Only lines holding the word "icon" are needed; copy each of them from the material.

**INPUT DATA:**
● ● ●

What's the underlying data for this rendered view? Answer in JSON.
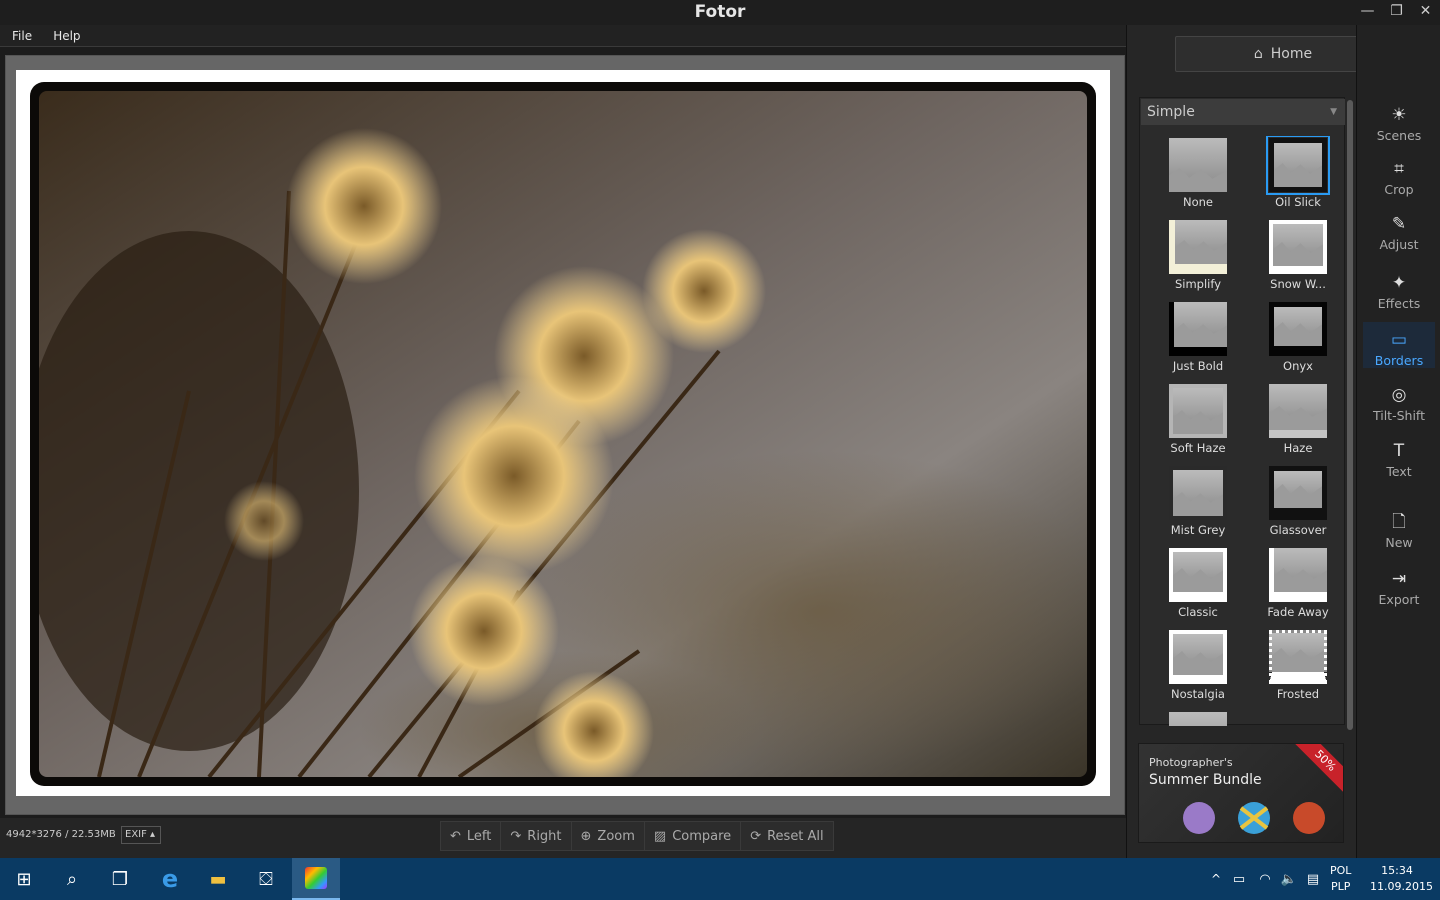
{
  "window": {
    "title": "Fotor",
    "minimize": "—",
    "restore": "❐",
    "close": "✕"
  },
  "menu": {
    "file": "File",
    "help": "Help"
  },
  "status": {
    "dimensions": "4942*3276 / 22.53MB",
    "exif": "EXIF ▴"
  },
  "toolbar": {
    "left": "Left",
    "right": "Right",
    "zoom": "Zoom",
    "compare": "Compare",
    "reset": "Reset All"
  },
  "sidebar": {
    "home_label": "Home",
    "dropdown_value": "Simple",
    "borders": [
      {
        "label": "None"
      },
      {
        "label": "Oil Slick"
      },
      {
        "label": "Simplify"
      },
      {
        "label": "Snow W..."
      },
      {
        "label": "Just Bold"
      },
      {
        "label": "Onyx"
      },
      {
        "label": "Soft Haze"
      },
      {
        "label": "Haze"
      },
      {
        "label": "Mist Grey"
      },
      {
        "label": "Glassover"
      },
      {
        "label": "Classic"
      },
      {
        "label": "Fade Away"
      },
      {
        "label": "Nostalgia"
      },
      {
        "label": "Frosted"
      }
    ],
    "ad": {
      "line1": "Photographer's",
      "line2": "Summer Bundle",
      "badge": "50%"
    }
  },
  "tools": [
    {
      "label": "Scenes",
      "icon": "☀"
    },
    {
      "label": "Crop",
      "icon": "⌗"
    },
    {
      "label": "Adjust",
      "icon": "✎"
    },
    {
      "label": "Effects",
      "icon": "✦"
    },
    {
      "label": "Borders",
      "icon": "▭"
    },
    {
      "label": "Tilt-Shift",
      "icon": "◎"
    },
    {
      "label": "Text",
      "icon": "T"
    },
    {
      "label": "New",
      "icon": "🗋"
    },
    {
      "label": "Export",
      "icon": "⇥"
    }
  ],
  "taskbar": {
    "lang1": "POL",
    "lang2": "PLP",
    "time": "15:34",
    "date": "11.09.2015"
  }
}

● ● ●

**RESPONSE AREA:**
      "icon": "☀"
      "icon": "⌗"
      "icon": "✎"
      "icon": "✦"
      "icon": "▭"
      "icon": "◎"
      "icon": "T"
      "icon": "🗋"
      "icon": "⇥"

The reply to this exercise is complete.